> WORK REQUIRED:
Output all entries verbatim. Skip pictures.

> PROVIDED DATA:
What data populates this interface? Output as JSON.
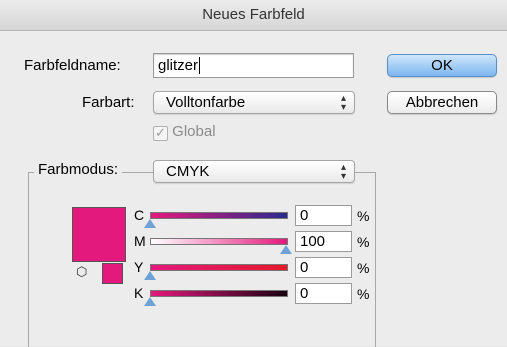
{
  "window": {
    "title": "Neues Farbfeld"
  },
  "form": {
    "name_label": "Farbfeldname:",
    "name_value": "glitzer",
    "type_label": "Farbart:",
    "type_value": "Volltonfarbe",
    "global_label": "Global",
    "global_checked": true,
    "mode_label": "Farbmodus:",
    "mode_value": "CMYK"
  },
  "buttons": {
    "ok": "OK",
    "cancel": "Abbrechen"
  },
  "colors": {
    "swatch": "#e4197d",
    "default_button": "#7db7ef"
  },
  "channels": [
    {
      "label": "C",
      "value": "0",
      "unit": "%",
      "level": 0
    },
    {
      "label": "M",
      "value": "100",
      "unit": "%",
      "level": 1
    },
    {
      "label": "Y",
      "value": "0",
      "unit": "%",
      "level": 0
    },
    {
      "label": "K",
      "value": "0",
      "unit": "%",
      "level": 0
    }
  ]
}
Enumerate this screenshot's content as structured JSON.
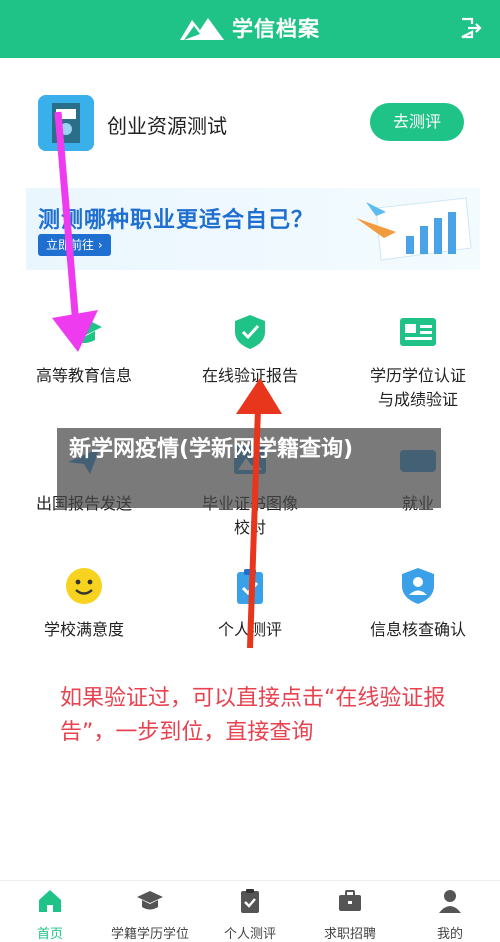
{
  "header": {
    "title": "学信档案"
  },
  "card": {
    "title": "创业资源测试",
    "button": "去测评"
  },
  "banner": {
    "headline": "测测哪种职业更适合自己？",
    "button": "立即前往 ›"
  },
  "grid": {
    "items": [
      {
        "label": "高等教育信息",
        "icon": "graduation-cap-icon"
      },
      {
        "label": "在线验证报告",
        "icon": "shield-check-icon"
      },
      {
        "label": "学历学位认证\n与成绩验证",
        "icon": "id-card-icon"
      },
      {
        "label": "出国报告发送",
        "icon": "plane-icon"
      },
      {
        "label": "毕业证书图像\n校对",
        "icon": "image-icon"
      },
      {
        "label": "就业",
        "icon": "offer-icon"
      },
      {
        "label": "学校满意度",
        "icon": "smile-icon"
      },
      {
        "label": "个人测评",
        "icon": "clipboard-check-icon"
      },
      {
        "label": "信息核查确认",
        "icon": "user-shield-icon"
      }
    ]
  },
  "note": "如果验证过，可以直接点击“在线验证报告”，一步到位，直接查询",
  "overlay": {
    "text": "新学网疫情(学新网学籍查询)"
  },
  "tabbar": {
    "tabs": [
      {
        "label": "首页",
        "icon": "home-icon",
        "active": true
      },
      {
        "label": "学籍学历学位",
        "icon": "graduation-cap-icon"
      },
      {
        "label": "个人测评",
        "icon": "clipboard-check-icon"
      },
      {
        "label": "求职招聘",
        "icon": "briefcase-icon"
      },
      {
        "label": "我的",
        "icon": "user-icon"
      }
    ]
  },
  "colors": {
    "brand": "#20c387",
    "note": "#e8414f",
    "banner_text": "#1f6fd0",
    "arrow_pink": "#ee3bf0",
    "arrow_red": "#e8361c"
  }
}
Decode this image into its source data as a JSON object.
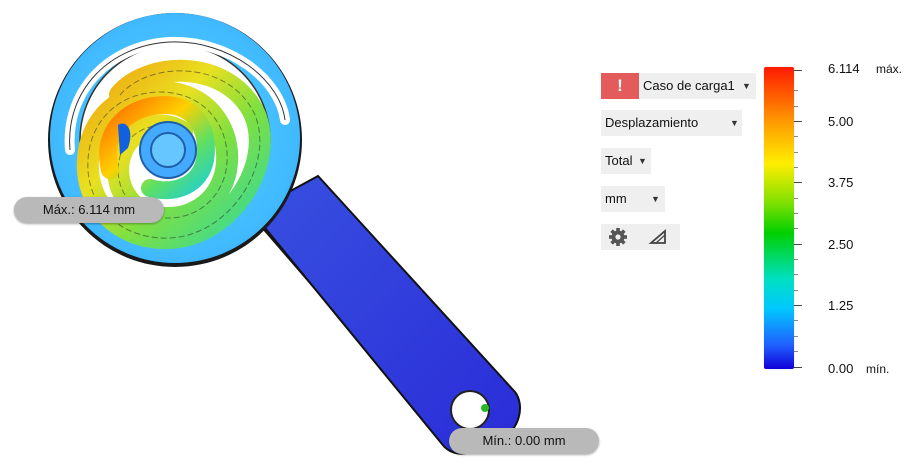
{
  "probes": {
    "max_label": "Máx.: 6.114 mm",
    "min_label": "Mín.: 0.00 mm"
  },
  "panel": {
    "warning_glyph": "!",
    "load_case": "Caso de carga1",
    "result_type": "Desplazamiento",
    "component": "Total",
    "units": "mm",
    "tools": {
      "settings_icon": "gear-icon",
      "deformation_icon": "triangle-scale-icon"
    }
  },
  "legend": {
    "max_value": "6.114",
    "max_tag": "máx.",
    "min_value": "0.00",
    "min_tag": "mín.",
    "ticks": [
      "5.00",
      "3.75",
      "2.50",
      "1.25"
    ],
    "colors": {
      "top": "#ff1a00",
      "bottom": "#1000d8",
      "warning": "#e35b5b"
    }
  }
}
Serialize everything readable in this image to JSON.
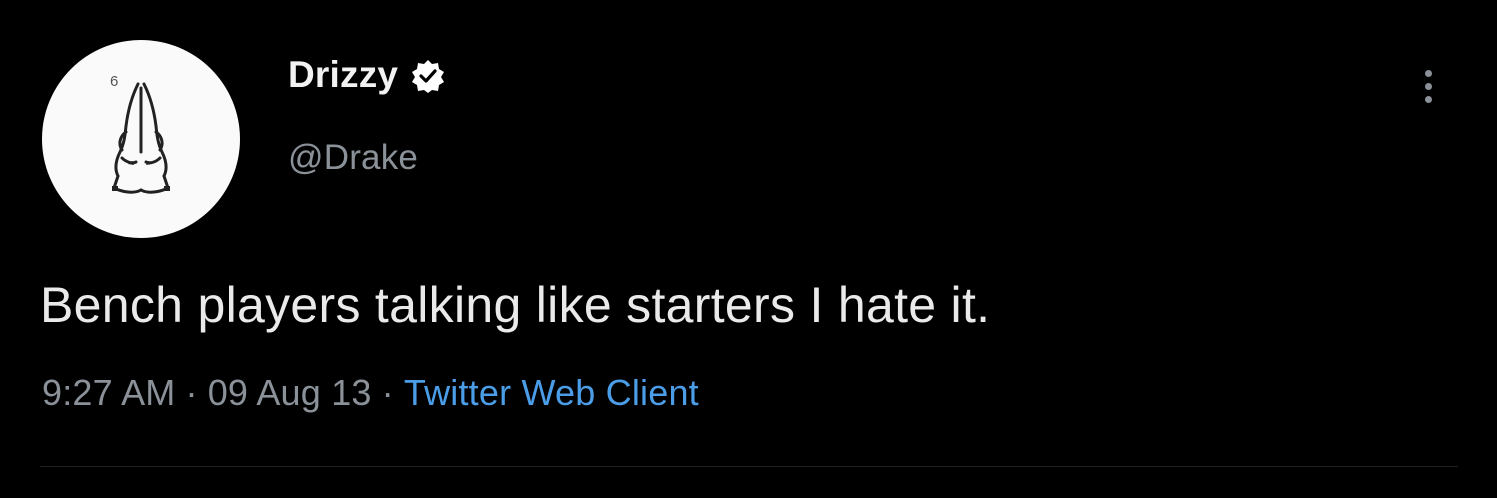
{
  "tweet": {
    "author": {
      "display_name": "Drizzy",
      "handle": "@Drake",
      "verified": true,
      "avatar_icon": "praying-hands-icon",
      "avatar_badge": "6"
    },
    "text": "Bench players talking like starters I hate it.",
    "meta": {
      "time": "9:27 AM",
      "date": "09 Aug 13",
      "separator": "·",
      "source": "Twitter Web Client"
    },
    "menu_icon": "more-vertical-icon"
  },
  "colors": {
    "background": "#000000",
    "primary_text": "#eaeaea",
    "secondary_text": "#8b9198",
    "link": "#4b9de8",
    "verified_badge": "#ffffff"
  }
}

> ANSWER:
What data populates this interface? Output as JSON.
{
  "window": {
    "title": "Neues Farbfeld"
  },
  "form": {
    "name_label": "Farbfeldname:",
    "name_value": "glitzer",
    "type_label": "Farbart:",
    "type_value": "Volltonfarbe",
    "global_label": "Global",
    "global_checked": true,
    "mode_label": "Farbmodus:",
    "mode_value": "CMYK"
  },
  "buttons": {
    "ok": "OK",
    "cancel": "Abbrechen"
  },
  "colors": {
    "swatch": "#e4197d",
    "default_button": "#7db7ef"
  },
  "channels": [
    {
      "label": "C",
      "value": "0",
      "unit": "%",
      "level": 0
    },
    {
      "label": "M",
      "value": "100",
      "unit": "%",
      "level": 1
    },
    {
      "label": "Y",
      "value": "0",
      "unit": "%",
      "level": 0
    },
    {
      "label": "K",
      "value": "0",
      "unit": "%",
      "level": 0
    }
  ]
}
Enumerate this screenshot's content as structured JSON.
{
  "header": {
    "title": "学信档案"
  },
  "card": {
    "title": "创业资源测试",
    "button": "去测评"
  },
  "banner": {
    "headline": "测测哪种职业更适合自己？",
    "button": "立即前往 ›"
  },
  "grid": {
    "items": [
      {
        "label": "高等教育信息",
        "icon": "graduation-cap-icon"
      },
      {
        "label": "在线验证报告",
        "icon": "shield-check-icon"
      },
      {
        "label": "学历学位认证\n与成绩验证",
        "icon": "id-card-icon"
      },
      {
        "label": "出国报告发送",
        "icon": "plane-icon"
      },
      {
        "label": "毕业证书图像\n校对",
        "icon": "image-icon"
      },
      {
        "label": "就业",
        "icon": "offer-icon"
      },
      {
        "label": "学校满意度",
        "icon": "smile-icon"
      },
      {
        "label": "个人测评",
        "icon": "clipboard-check-icon"
      },
      {
        "label": "信息核查确认",
        "icon": "user-shield-icon"
      }
    ]
  },
  "note": "如果验证过，可以直接点击“在线验证报告”，一步到位，直接查询",
  "overlay": {
    "text": "新学网疫情(学新网学籍查询)"
  },
  "tabbar": {
    "tabs": [
      {
        "label": "首页",
        "icon": "home-icon",
        "active": true
      },
      {
        "label": "学籍学历学位",
        "icon": "graduation-cap-icon"
      },
      {
        "label": "个人测评",
        "icon": "clipboard-check-icon"
      },
      {
        "label": "求职招聘",
        "icon": "briefcase-icon"
      },
      {
        "label": "我的",
        "icon": "user-icon"
      }
    ]
  },
  "colors": {
    "brand": "#20c387",
    "note": "#e8414f",
    "banner_text": "#1f6fd0",
    "arrow_pink": "#ee3bf0",
    "arrow_red": "#e8361c"
  }
}
Decode this image into its source data as a JSON object.
{
  "probes": {
    "max_label": "Máx.: 6.114 mm",
    "min_label": "Mín.: 0.00 mm"
  },
  "panel": {
    "warning_glyph": "!",
    "load_case": "Caso de carga1",
    "result_type": "Desplazamiento",
    "component": "Total",
    "units": "mm",
    "tools": {
      "settings_icon": "gear-icon",
      "deformation_icon": "triangle-scale-icon"
    }
  },
  "legend": {
    "max_value": "6.114",
    "max_tag": "máx.",
    "min_value": "0.00",
    "min_tag": "mín.",
    "ticks": [
      "5.00",
      "3.75",
      "2.50",
      "1.25"
    ],
    "colors": {
      "top": "#ff1a00",
      "bottom": "#1000d8",
      "warning": "#e35b5b"
    }
  }
}
Serialize everything readable in this image to JSON.
{
  "tweet": {
    "author": {
      "display_name": "Drizzy",
      "handle": "@Drake",
      "verified": true,
      "avatar_icon": "praying-hands-icon",
      "avatar_badge": "6"
    },
    "text": "Bench players talking like starters I hate it.",
    "meta": {
      "time": "9:27 AM",
      "date": "09 Aug 13",
      "separator": "·",
      "source": "Twitter Web Client"
    },
    "menu_icon": "more-vertical-icon"
  },
  "colors": {
    "background": "#000000",
    "primary_text": "#eaeaea",
    "secondary_text": "#8b9198",
    "link": "#4b9de8",
    "verified_badge": "#ffffff"
  }
}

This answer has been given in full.